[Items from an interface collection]
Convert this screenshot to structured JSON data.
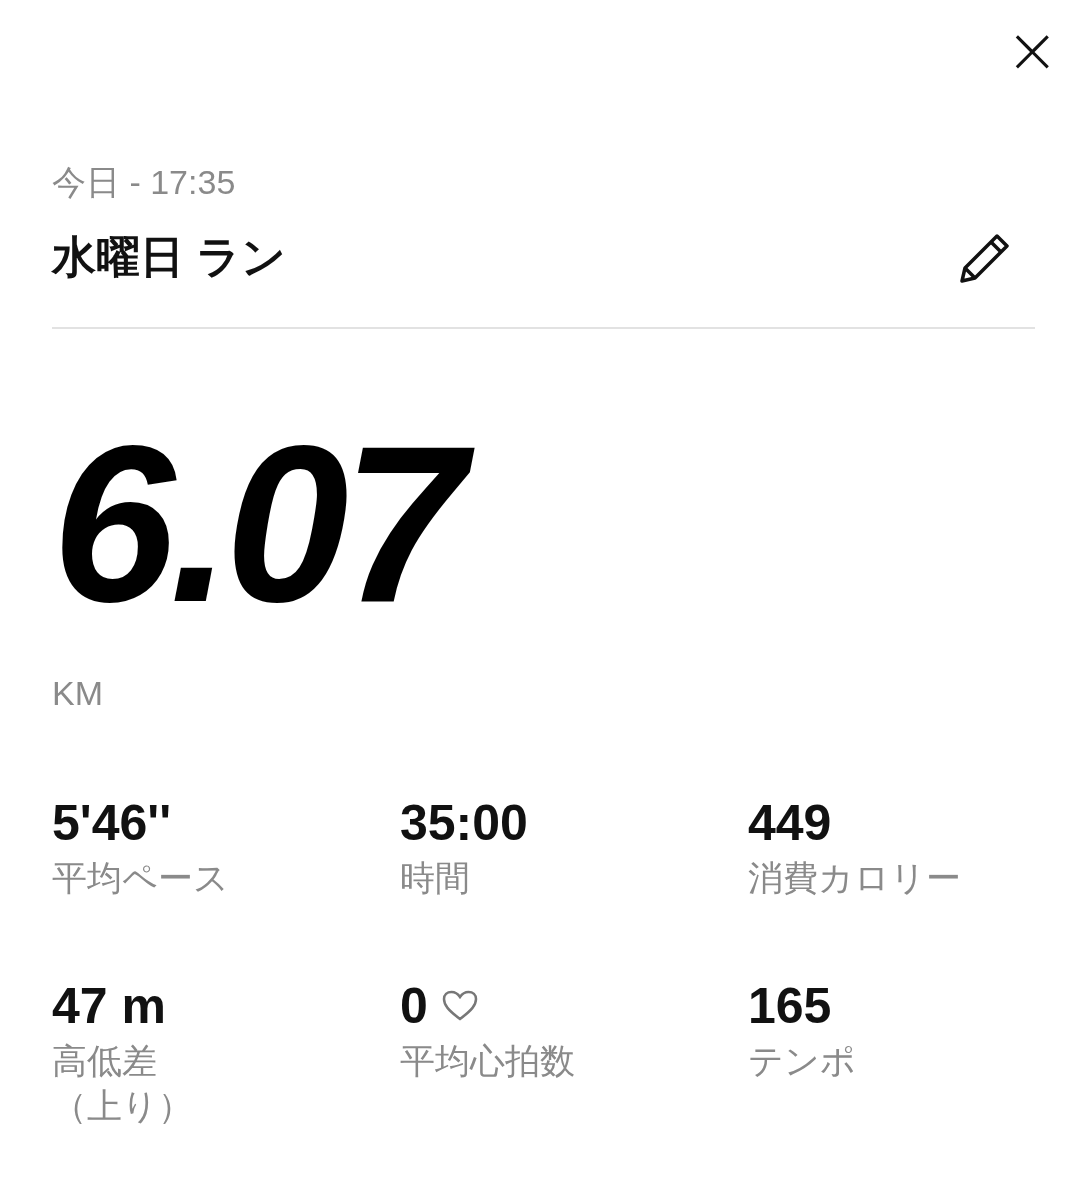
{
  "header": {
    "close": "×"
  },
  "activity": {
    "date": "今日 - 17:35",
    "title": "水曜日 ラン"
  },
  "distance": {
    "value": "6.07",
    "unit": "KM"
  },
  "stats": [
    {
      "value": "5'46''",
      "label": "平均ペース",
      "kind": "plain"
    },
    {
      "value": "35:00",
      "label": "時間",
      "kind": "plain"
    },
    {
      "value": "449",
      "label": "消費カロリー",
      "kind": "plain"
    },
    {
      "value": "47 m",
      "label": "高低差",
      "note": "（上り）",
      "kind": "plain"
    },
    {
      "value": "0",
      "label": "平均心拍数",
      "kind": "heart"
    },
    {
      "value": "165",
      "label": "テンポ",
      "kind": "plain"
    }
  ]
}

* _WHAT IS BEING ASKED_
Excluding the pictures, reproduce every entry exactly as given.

* _EXERCISE RESPONSE_
Convert this screenshot to structured JSON data.
{
  "header": {
    "close": "×"
  },
  "activity": {
    "date": "今日 - 17:35",
    "title": "水曜日 ラン"
  },
  "distance": {
    "value": "6.07",
    "unit": "KM"
  },
  "stats": [
    {
      "value": "5'46''",
      "label": "平均ペース",
      "kind": "plain"
    },
    {
      "value": "35:00",
      "label": "時間",
      "kind": "plain"
    },
    {
      "value": "449",
      "label": "消費カロリー",
      "kind": "plain"
    },
    {
      "value": "47 m",
      "label": "高低差",
      "note": "（上り）",
      "kind": "plain"
    },
    {
      "value": "0",
      "label": "平均心拍数",
      "kind": "heart"
    },
    {
      "value": "165",
      "label": "テンポ",
      "kind": "plain"
    }
  ]
}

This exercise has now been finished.